President of the computer science student association, Tucci was a likely candidate to answer CS faculty member Robert Erickson’s call for a student to do the programming work for the app. Tucci signed on and was soon at work with Megan Hack, a member of the university’s Web team, and others involved with the project.
While the university gained another avenue of communication, and visitors gained a way to easily track down a parking lot, a dining hall, a phone number, or the history behind some of those red bricks, Tucci also benefitted from his summer months spent immersed in “iPhone land.”
“It wasn’t heavy computer science, trying to figure out how many triangles are going to fit in a circle, that kind of thing, but in terms of a learning experience, it was fantastic,” Tucci says. “It was a great way to experience the development process, working with other people, one of the best things that I’ve done in school so far.”
VHCURES Claims Data Program: Fueling Data Synergy, Dian Kahn, M.P.A., Analysis and Data Management, Vermont Department of Banking, Insurance, Securities and Health Care Administration (BISHCA), and Indra Neil Sarkar, Ph.D., M.LIS, Biomedical Informatics Unit, UVM Center for Clinical and Translational Science.
Tuesday, April 12

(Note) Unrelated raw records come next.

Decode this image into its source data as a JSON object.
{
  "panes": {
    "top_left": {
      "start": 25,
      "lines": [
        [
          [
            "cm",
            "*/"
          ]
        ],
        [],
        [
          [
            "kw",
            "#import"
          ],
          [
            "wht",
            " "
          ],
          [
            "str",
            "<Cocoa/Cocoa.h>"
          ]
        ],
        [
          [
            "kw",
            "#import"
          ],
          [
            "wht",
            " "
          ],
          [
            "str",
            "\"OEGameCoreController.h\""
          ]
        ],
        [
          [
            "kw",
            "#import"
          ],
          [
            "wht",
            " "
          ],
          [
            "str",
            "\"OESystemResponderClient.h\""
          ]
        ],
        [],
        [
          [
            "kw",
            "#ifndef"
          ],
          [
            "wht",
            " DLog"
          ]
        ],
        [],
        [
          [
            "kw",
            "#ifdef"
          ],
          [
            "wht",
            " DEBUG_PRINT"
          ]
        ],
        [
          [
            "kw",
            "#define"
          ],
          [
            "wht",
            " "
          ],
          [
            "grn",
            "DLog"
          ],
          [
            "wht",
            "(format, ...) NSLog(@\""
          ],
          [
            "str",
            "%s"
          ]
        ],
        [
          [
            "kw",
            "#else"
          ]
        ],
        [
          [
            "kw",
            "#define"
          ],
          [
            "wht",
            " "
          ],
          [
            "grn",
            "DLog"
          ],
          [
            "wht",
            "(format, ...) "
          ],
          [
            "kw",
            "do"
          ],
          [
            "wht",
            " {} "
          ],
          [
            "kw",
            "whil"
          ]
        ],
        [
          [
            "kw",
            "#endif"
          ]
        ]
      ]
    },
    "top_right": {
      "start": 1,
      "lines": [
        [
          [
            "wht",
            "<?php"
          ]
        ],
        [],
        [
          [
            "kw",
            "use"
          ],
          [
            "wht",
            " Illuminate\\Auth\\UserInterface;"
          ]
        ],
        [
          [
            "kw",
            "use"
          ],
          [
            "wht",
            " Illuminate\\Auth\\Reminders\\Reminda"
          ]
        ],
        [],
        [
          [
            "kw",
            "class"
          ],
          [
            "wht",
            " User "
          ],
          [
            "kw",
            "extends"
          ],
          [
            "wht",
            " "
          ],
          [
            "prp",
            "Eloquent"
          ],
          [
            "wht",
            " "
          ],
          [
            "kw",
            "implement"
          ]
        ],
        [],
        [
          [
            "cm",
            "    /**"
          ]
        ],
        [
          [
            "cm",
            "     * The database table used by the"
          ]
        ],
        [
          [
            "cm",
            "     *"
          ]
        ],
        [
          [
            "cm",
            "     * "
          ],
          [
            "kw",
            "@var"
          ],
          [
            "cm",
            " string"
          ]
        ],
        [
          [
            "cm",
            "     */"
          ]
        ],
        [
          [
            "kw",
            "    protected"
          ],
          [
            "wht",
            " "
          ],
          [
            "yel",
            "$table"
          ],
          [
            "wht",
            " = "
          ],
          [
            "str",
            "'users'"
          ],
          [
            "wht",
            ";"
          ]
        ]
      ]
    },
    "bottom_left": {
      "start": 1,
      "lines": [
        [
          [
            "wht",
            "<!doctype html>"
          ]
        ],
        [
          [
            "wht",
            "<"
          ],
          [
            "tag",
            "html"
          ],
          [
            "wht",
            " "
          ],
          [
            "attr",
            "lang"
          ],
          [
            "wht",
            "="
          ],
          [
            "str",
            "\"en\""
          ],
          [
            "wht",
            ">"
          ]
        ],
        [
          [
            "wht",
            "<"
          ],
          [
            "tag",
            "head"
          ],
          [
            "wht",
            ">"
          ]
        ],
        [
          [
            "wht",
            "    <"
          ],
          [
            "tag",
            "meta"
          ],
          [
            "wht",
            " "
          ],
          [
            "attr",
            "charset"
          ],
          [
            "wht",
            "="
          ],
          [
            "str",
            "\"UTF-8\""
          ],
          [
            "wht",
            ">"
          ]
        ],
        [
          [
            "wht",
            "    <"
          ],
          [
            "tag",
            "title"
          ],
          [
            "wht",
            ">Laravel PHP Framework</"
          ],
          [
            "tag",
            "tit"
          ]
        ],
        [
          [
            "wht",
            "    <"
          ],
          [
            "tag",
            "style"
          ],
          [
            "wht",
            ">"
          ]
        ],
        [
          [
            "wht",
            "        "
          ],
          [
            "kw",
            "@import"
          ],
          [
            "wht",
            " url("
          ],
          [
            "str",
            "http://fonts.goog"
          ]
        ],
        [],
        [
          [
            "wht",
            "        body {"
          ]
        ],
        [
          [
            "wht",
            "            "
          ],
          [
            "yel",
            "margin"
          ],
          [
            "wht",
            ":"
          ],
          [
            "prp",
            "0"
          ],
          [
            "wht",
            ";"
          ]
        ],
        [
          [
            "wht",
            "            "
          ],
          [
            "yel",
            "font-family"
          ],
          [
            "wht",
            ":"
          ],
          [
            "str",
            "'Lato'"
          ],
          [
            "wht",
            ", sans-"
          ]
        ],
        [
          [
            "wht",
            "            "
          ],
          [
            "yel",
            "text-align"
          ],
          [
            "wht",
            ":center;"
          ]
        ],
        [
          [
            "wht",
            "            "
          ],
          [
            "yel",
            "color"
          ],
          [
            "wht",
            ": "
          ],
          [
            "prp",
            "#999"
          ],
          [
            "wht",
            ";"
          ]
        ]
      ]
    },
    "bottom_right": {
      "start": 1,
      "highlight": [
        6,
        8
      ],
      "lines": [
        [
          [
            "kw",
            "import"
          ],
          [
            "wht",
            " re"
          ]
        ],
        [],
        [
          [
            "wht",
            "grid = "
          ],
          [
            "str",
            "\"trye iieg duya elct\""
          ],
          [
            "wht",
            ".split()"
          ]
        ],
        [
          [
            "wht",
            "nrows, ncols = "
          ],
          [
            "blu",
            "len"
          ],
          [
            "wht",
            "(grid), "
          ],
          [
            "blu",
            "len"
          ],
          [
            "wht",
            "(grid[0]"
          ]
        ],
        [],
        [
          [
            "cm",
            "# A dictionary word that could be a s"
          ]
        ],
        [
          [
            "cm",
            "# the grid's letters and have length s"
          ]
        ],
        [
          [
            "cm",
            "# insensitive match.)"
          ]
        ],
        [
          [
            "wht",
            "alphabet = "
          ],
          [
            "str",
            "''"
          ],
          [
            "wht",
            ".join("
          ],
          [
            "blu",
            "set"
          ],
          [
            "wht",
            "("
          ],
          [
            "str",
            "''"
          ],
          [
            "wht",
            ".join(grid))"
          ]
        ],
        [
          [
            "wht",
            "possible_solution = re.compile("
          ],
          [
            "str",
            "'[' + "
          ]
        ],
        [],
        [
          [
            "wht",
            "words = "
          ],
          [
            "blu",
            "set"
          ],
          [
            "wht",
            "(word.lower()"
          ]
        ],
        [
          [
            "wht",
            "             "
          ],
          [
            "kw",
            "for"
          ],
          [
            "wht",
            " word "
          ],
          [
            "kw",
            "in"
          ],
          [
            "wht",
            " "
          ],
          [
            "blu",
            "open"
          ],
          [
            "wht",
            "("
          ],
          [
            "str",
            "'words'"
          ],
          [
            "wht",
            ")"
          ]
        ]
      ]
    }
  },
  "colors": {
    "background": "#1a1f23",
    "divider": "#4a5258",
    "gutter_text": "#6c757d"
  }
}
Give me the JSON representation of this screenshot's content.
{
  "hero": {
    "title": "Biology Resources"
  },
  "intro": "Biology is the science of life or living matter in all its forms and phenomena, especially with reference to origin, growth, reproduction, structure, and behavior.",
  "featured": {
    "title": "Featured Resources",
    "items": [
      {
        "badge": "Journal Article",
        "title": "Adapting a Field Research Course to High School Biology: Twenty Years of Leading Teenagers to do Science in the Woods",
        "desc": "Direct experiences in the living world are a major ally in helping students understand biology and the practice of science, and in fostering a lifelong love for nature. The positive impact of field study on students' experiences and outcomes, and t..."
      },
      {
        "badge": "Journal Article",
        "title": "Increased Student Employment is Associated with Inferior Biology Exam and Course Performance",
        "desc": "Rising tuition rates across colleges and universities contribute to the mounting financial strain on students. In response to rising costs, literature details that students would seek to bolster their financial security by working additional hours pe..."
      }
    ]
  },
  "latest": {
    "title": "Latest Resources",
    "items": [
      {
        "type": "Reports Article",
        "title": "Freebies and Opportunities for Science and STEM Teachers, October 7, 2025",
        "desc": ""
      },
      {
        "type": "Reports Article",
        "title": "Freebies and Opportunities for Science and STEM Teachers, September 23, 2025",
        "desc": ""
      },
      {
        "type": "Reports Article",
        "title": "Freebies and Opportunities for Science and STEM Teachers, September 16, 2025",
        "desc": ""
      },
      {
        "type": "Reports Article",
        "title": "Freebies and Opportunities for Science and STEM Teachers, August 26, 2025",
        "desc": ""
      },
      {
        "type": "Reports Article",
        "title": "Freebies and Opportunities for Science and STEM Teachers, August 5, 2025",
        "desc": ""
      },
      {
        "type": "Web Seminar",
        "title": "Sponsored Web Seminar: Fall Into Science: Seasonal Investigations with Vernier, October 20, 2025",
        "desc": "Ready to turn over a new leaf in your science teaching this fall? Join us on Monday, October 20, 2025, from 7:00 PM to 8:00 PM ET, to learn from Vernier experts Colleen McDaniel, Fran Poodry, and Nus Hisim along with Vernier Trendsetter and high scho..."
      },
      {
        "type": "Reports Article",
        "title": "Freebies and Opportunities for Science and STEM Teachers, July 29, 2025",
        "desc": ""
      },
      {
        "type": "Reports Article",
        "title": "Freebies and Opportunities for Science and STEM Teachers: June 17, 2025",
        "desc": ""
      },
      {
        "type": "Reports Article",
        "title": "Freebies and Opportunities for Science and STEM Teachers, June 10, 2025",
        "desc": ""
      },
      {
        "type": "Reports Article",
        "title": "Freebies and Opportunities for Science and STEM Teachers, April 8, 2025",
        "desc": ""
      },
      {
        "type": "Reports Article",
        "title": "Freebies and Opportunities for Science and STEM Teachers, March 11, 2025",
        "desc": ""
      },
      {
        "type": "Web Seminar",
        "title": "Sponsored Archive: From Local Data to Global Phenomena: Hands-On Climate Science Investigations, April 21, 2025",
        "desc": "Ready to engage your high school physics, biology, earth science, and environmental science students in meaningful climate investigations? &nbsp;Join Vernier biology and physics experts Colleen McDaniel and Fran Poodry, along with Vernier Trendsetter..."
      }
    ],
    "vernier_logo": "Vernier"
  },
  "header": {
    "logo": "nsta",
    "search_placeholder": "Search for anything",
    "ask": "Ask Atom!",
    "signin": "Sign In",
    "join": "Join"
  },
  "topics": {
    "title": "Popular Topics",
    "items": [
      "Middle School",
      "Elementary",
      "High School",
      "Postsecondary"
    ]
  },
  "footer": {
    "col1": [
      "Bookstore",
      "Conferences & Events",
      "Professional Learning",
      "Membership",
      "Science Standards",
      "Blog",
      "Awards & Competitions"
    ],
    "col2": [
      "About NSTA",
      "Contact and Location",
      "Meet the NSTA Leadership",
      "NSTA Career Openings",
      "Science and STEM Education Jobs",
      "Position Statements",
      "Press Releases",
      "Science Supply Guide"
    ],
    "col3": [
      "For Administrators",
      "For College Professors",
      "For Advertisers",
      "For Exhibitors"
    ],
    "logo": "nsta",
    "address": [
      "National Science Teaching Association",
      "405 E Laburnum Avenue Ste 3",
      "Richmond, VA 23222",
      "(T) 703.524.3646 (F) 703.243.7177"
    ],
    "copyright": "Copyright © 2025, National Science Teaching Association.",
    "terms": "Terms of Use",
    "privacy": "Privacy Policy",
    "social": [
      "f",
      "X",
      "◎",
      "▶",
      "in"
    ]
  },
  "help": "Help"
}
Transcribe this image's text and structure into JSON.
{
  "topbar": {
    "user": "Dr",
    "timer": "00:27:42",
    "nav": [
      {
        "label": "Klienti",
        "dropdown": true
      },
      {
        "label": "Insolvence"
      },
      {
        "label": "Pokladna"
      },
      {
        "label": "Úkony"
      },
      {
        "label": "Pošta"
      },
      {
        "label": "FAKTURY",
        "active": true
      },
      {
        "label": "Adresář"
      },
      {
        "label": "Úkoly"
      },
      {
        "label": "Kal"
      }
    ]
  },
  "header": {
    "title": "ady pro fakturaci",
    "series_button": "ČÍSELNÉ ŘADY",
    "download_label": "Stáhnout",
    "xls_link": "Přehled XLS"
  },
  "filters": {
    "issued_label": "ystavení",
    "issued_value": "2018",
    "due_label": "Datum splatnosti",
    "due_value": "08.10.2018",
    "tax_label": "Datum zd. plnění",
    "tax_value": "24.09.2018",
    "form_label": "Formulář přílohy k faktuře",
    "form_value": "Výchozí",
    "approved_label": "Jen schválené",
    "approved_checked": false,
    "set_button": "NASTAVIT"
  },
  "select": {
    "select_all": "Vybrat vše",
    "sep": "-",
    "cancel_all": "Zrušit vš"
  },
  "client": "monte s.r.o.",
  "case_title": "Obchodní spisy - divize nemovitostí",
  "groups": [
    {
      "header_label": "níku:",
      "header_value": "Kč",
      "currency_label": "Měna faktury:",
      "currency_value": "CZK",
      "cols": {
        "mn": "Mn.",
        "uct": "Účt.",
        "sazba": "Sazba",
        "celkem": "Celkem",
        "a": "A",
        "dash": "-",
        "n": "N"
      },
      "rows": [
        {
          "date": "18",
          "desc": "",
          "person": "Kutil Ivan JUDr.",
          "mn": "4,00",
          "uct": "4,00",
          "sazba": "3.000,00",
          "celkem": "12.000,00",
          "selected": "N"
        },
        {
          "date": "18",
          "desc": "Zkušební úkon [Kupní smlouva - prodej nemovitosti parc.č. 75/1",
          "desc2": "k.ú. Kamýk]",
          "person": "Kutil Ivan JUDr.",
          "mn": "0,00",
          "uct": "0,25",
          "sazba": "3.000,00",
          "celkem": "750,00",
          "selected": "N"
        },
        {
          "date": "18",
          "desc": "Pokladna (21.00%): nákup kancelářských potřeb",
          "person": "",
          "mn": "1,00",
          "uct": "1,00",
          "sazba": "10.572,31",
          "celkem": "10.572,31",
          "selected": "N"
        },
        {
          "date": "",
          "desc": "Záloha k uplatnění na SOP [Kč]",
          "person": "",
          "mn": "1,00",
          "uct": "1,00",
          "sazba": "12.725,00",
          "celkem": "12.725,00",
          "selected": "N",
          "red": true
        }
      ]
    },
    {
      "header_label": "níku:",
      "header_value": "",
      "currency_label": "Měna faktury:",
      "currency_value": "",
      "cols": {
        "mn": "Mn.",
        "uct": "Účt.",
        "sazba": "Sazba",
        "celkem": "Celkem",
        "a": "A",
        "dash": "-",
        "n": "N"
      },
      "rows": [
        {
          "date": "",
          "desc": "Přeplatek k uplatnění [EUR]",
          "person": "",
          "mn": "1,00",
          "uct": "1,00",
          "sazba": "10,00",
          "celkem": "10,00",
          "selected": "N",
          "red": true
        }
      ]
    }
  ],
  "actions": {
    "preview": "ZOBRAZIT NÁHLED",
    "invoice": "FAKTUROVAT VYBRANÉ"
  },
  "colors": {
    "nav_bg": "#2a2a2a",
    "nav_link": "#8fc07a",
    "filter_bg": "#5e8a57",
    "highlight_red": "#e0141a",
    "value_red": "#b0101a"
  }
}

4:00 to 5:00 p.m.
Med Ed 300
For more information, go to: http://ccts.uvm.edu/web/informatics/grandrounds.